Gather every line from the entries below that includes "accessories".

-*-*-

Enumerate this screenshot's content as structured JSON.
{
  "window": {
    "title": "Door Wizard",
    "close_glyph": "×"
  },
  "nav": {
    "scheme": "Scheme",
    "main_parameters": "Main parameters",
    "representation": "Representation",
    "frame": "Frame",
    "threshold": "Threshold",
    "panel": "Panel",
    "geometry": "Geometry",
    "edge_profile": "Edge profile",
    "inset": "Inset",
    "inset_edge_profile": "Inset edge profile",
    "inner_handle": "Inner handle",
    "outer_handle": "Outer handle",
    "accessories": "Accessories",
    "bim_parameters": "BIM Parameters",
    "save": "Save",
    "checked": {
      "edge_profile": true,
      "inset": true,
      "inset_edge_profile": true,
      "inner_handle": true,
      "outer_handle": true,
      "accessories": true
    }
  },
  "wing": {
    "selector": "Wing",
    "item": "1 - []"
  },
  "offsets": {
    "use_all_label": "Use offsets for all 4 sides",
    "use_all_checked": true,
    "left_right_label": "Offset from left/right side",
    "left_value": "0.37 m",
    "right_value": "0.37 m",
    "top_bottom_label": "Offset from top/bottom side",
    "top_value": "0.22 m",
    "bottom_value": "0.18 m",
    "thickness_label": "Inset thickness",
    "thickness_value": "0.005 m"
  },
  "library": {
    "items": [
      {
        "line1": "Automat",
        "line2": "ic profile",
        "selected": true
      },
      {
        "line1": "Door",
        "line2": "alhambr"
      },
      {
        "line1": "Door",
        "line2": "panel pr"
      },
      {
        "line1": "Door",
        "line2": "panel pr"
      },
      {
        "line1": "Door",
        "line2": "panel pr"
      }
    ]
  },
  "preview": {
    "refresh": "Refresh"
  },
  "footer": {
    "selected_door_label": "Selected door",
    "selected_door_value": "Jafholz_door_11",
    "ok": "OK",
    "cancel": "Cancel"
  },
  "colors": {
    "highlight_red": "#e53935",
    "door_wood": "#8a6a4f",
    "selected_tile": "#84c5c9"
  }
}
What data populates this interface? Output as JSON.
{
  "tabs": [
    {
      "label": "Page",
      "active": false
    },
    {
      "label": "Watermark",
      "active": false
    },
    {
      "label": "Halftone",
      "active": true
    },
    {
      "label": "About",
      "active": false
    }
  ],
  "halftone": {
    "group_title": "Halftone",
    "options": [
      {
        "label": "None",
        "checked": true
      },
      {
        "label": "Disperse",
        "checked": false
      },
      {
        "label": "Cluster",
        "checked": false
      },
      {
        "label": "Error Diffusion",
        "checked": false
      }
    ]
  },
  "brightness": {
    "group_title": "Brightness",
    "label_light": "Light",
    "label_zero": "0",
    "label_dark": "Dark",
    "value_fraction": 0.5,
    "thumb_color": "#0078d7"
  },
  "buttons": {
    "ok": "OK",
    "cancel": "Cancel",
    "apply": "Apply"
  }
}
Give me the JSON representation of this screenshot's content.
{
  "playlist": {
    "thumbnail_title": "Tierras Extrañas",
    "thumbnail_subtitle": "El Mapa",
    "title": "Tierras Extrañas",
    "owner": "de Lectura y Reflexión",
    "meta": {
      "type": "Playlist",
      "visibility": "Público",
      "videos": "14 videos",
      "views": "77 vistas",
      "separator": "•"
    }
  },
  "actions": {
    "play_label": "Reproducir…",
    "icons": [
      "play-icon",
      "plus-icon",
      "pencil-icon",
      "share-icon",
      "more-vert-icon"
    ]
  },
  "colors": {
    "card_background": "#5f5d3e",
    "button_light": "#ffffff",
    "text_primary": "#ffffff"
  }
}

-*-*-

**Exercise response:**
    "accessories": "Accessories",
      "accessories": true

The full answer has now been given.